### Exercise objective
Check each line of the listing below for the string "code", then copy every line that has it.
--- Given data ---
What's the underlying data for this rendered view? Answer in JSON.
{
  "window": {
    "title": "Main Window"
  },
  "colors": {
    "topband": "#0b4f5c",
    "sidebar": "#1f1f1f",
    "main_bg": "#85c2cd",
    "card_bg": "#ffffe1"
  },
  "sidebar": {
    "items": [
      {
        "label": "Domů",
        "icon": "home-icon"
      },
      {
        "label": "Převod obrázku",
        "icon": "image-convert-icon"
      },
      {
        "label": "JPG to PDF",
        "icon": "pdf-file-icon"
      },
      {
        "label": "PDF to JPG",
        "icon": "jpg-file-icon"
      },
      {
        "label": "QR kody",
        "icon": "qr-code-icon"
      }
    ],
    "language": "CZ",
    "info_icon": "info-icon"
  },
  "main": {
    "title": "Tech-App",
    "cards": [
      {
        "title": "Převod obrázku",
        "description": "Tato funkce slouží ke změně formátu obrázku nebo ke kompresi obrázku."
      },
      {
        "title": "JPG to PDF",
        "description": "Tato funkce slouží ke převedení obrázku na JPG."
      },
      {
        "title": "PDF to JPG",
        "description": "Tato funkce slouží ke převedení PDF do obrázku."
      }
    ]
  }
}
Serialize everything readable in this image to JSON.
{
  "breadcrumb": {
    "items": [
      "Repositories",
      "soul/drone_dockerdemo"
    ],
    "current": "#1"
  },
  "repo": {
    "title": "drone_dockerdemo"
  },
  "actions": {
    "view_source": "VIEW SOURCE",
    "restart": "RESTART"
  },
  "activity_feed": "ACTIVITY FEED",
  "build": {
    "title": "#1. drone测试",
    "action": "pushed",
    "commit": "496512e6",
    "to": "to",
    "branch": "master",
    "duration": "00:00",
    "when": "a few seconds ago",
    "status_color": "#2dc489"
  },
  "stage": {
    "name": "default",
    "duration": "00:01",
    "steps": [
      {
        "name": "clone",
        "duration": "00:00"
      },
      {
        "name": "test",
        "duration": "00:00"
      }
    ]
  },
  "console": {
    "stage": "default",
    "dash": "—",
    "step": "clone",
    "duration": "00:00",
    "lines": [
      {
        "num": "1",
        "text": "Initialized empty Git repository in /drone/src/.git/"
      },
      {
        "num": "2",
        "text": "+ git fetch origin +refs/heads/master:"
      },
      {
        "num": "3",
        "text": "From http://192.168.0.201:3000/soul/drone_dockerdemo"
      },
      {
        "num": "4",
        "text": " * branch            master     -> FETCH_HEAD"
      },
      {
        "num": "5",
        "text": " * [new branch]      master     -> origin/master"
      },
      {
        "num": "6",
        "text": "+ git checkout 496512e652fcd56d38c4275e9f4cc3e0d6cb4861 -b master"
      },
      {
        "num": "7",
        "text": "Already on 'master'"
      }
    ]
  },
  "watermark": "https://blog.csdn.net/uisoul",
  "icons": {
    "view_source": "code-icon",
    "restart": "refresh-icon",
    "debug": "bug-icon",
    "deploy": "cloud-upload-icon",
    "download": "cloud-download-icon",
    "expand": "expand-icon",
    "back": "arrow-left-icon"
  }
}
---
### Answer for the task
        "icon": "qr-code-icon"
    "view_source": "code-icon",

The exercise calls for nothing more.